Bactrim and keflex are used to treat bacterial infections such as ear infections, bronchitis, pneumonia, bladder and kidney infection, traveler’s diarrhea, intestinal disorders and some skin infections. They work by blocking the synthesis of nucleic acids and proteins needed by bacteria to grow and spread.
Bactrim contains the antibiotics sulfamethoxazole and trimethoprim. It is a sulfa drug that works by competitively inhibiting the synthesis of folic acid, an essential ingredient in bacterial cell walls.
Bactrim has been known to cause serious side effects when taken in large amounts. If you take more than the prescribed dose, contact your doctor or the Poisons Information Centre (telephone 13 11 26) immediately.
Bactrim can cause diarrhoea, especially in children. If you have severe diarrhoea, tell your doctor or pharmacist.
Bactrim acts quickly and kills the bacteria causing the infection. The sulfa drugs stop the bacterial cells from producing proteins, and it also blocks two consecutive steps in the biosynthesis of nucleic acids necessary for cellular growth.
Bactrim is usually given to adults and older adolescents. It is not usually given to children under the age of 12 because it can be dangerous for them.
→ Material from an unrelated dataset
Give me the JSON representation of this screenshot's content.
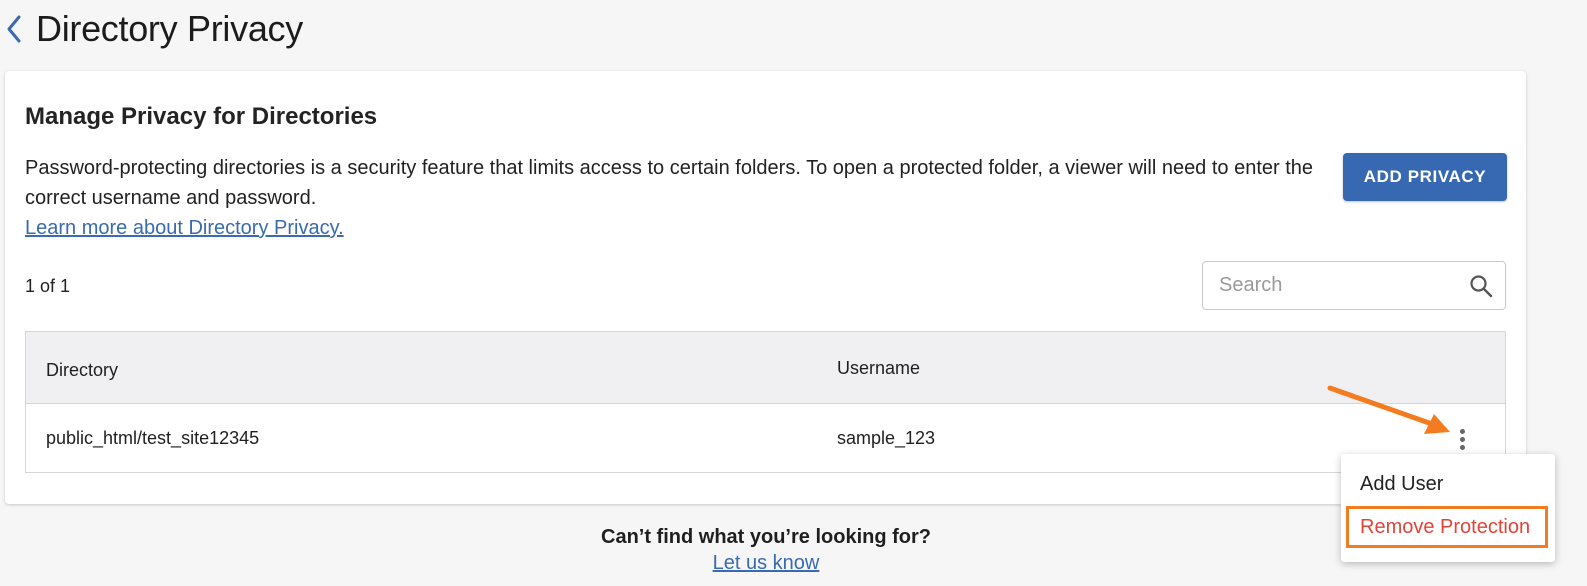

The usual dose of bactrim for adults and older adolescents is one tablet, taken by mouth every 6 hours. It should be taken as soon as possible after a meal.